■ **Records for this exercise**:
##########

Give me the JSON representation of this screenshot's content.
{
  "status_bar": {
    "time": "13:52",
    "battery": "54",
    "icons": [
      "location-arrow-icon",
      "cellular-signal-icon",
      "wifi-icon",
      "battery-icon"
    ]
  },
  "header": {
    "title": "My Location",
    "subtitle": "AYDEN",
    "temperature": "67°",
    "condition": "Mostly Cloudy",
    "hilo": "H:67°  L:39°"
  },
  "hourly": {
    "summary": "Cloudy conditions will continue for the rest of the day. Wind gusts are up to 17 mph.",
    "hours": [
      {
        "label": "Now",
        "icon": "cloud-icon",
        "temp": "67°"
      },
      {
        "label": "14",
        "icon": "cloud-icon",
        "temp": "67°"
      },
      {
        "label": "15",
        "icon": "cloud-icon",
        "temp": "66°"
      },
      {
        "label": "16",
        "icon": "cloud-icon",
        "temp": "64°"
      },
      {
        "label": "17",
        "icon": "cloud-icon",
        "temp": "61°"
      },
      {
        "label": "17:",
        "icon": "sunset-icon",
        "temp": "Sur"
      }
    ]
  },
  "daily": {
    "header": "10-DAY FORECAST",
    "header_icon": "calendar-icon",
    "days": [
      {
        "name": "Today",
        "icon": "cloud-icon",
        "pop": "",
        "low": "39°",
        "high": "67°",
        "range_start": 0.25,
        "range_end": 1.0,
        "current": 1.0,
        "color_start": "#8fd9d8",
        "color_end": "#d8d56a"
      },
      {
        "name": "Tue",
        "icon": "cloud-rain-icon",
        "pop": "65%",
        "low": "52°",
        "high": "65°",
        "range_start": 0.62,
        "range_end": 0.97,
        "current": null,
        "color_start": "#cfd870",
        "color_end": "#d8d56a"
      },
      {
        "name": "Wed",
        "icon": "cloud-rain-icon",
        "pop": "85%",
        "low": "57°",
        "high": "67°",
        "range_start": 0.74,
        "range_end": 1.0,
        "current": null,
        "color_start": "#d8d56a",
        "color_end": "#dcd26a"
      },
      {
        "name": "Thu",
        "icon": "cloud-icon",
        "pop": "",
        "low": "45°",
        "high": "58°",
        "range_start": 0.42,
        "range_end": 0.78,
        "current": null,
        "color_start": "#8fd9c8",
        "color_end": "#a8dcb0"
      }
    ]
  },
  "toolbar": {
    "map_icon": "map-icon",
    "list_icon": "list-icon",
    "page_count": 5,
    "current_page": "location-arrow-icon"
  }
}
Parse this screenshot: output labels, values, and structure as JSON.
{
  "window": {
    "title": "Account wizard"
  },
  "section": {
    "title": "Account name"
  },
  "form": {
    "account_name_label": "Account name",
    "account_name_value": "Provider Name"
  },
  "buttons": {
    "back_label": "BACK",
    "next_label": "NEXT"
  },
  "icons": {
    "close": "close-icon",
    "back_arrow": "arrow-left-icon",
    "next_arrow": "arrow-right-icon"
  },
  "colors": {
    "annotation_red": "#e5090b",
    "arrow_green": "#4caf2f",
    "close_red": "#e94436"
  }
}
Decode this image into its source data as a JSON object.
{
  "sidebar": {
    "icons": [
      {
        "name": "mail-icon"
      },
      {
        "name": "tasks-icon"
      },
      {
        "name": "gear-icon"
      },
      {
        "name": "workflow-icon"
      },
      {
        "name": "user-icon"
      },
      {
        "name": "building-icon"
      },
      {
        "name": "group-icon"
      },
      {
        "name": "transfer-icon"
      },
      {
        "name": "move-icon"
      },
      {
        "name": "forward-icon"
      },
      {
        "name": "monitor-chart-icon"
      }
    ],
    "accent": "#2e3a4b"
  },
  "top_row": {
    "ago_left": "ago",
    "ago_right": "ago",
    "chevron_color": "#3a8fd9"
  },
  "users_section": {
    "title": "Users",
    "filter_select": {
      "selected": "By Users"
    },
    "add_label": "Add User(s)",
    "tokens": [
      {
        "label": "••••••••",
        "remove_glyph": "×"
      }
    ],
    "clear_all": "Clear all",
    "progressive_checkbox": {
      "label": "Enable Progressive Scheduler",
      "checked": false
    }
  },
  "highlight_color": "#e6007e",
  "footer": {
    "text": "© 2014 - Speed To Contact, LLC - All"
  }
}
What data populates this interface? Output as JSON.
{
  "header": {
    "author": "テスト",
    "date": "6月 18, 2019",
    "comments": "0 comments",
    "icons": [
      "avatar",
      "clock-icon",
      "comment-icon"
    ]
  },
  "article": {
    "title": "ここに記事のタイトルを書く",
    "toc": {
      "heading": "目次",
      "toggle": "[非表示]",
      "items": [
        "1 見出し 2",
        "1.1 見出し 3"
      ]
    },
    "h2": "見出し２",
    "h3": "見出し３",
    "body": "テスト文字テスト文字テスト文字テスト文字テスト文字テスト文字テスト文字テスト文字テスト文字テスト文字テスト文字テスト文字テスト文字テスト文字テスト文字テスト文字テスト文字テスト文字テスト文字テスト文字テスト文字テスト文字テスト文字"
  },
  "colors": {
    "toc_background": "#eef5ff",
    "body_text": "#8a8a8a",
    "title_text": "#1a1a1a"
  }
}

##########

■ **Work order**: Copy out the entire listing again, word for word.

■ **Result below**:
Give me the JSON representation of this screenshot's content.
{
  "status_bar": {
    "time": "13:52",
    "battery": "54",
    "icons": [
      "location-arrow-icon",
      "cellular-signal-icon",
      "wifi-icon",
      "battery-icon"
    ]
  },
  "header": {
    "title": "My Location",
    "subtitle": "AYDEN",
    "temperature": "67°",
    "condition": "Mostly Cloudy",
    "hilo": "H:67°  L:39°"
  },
  "hourly": {
    "summary": "Cloudy conditions will continue for the rest of the day. Wind gusts are up to 17 mph.",
    "hours": [
      {
        "label": "Now",
        "icon": "cloud-icon",
        "temp": "67°"
      },
      {
        "label": "14",
        "icon": "cloud-icon",
        "temp": "67°"
      },
      {
        "label": "15",
        "icon": "cloud-icon",
        "temp": "66°"
      },
      {
        "label": "16",
        "icon": "cloud-icon",
        "temp": "64°"
      },
      {
        "label": "17",
        "icon": "cloud-icon",
        "temp": "61°"
      },
      {
        "label": "17:",
        "icon": "sunset-icon",
        "temp": "Sur"
      }
    ]
  },
  "daily": {
    "header": "10-DAY FORECAST",
    "header_icon": "calendar-icon",
    "days": [
      {
        "name": "Today",
        "icon": "cloud-icon",
        "pop": "",
        "low": "39°",
        "high": "67°",
        "range_start": 0.25,
        "range_end": 1.0,
        "current": 1.0,
        "color_start": "#8fd9d8",
        "color_end": "#d8d56a"
      },
      {
        "name": "Tue",
        "icon": "cloud-rain-icon",
        "pop": "65%",
        "low": "52°",
        "high": "65°",
        "range_start": 0.62,
        "range_end": 0.97,
        "current": null,
        "color_start": "#cfd870",
        "color_end": "#d8d56a"
      },
      {
        "name": "Wed",
        "icon": "cloud-rain-icon",
        "pop": "85%",
        "low": "57°",
        "high": "67°",
        "range_start": 0.74,
        "range_end": 1.0,
        "current": null,
        "color_start": "#d8d56a",
        "color_end": "#dcd26a"
      },
      {
        "name": "Thu",
        "icon": "cloud-icon",
        "pop": "",
        "low": "45°",
        "high": "58°",
        "range_start": 0.42,
        "range_end": 0.78,
        "current": null,
        "color_start": "#8fd9c8",
        "color_end": "#a8dcb0"
      }
    ]
  },
  "toolbar": {
    "map_icon": "map-icon",
    "list_icon": "list-icon",
    "page_count": 5,
    "current_page": "location-arrow-icon"
  }
}
Parse this screenshot: output labels, values, and structure as JSON.
{
  "window": {
    "title": "Account wizard"
  },
  "section": {
    "title": "Account name"
  },
  "form": {
    "account_name_label": "Account name",
    "account_name_value": "Provider Name"
  },
  "buttons": {
    "back_label": "BACK",
    "next_label": "NEXT"
  },
  "icons": {
    "close": "close-icon",
    "back_arrow": "arrow-left-icon",
    "next_arrow": "arrow-right-icon"
  },
  "colors": {
    "annotation_red": "#e5090b",
    "arrow_green": "#4caf2f",
    "close_red": "#e94436"
  }
}
Decode this image into its source data as a JSON object.
{
  "sidebar": {
    "icons": [
      {
        "name": "mail-icon"
      },
      {
        "name": "tasks-icon"
      },
      {
        "name": "gear-icon"
      },
      {
        "name": "workflow-icon"
      },
      {
        "name": "user-icon"
      },
      {
        "name": "building-icon"
      },
      {
        "name": "group-icon"
      },
      {
        "name": "transfer-icon"
      },
      {
        "name": "move-icon"
      },
      {
        "name": "forward-icon"
      },
      {
        "name": "monitor-chart-icon"
      }
    ],
    "accent": "#2e3a4b"
  },
  "top_row": {
    "ago_left": "ago",
    "ago_right": "ago",
    "chevron_color": "#3a8fd9"
  },
  "users_section": {
    "title": "Users",
    "filter_select": {
      "selected": "By Users"
    },
    "add_label": "Add User(s)",
    "tokens": [
      {
        "label": "••••••••",
        "remove_glyph": "×"
      }
    ],
    "clear_all": "Clear all",
    "progressive_checkbox": {
      "label": "Enable Progressive Scheduler",
      "checked": false
    }
  },
  "highlight_color": "#e6007e",
  "footer": {
    "text": "© 2014 - Speed To Contact, LLC - All"
  }
}
What data populates this interface? Output as JSON.
{
  "header": {
    "author": "テスト",
    "date": "6月 18, 2019",
    "comments": "0 comments",
    "icons": [
      "avatar",
      "clock-icon",
      "comment-icon"
    ]
  },
  "article": {
    "title": "ここに記事のタイトルを書く",
    "toc": {
      "heading": "目次",
      "toggle": "[非表示]",
      "items": [
        "1 見出し 2",
        "1.1 見出し 3"
      ]
    },
    "h2": "見出し２",
    "h3": "見出し３",
    "body": "テスト文字テスト文字テスト文字テスト文字テスト文字テスト文字テスト文字テスト文字テスト文字テスト文字テスト文字テスト文字テスト文字テスト文字テスト文字テスト文字テスト文字テスト文字テスト文字テスト文字テスト文字テスト文字テスト文字"
  },
  "colors": {
    "toc_background": "#eef5ff",
    "body_text": "#8a8a8a",
    "title_text": "#1a1a1a"
  }
}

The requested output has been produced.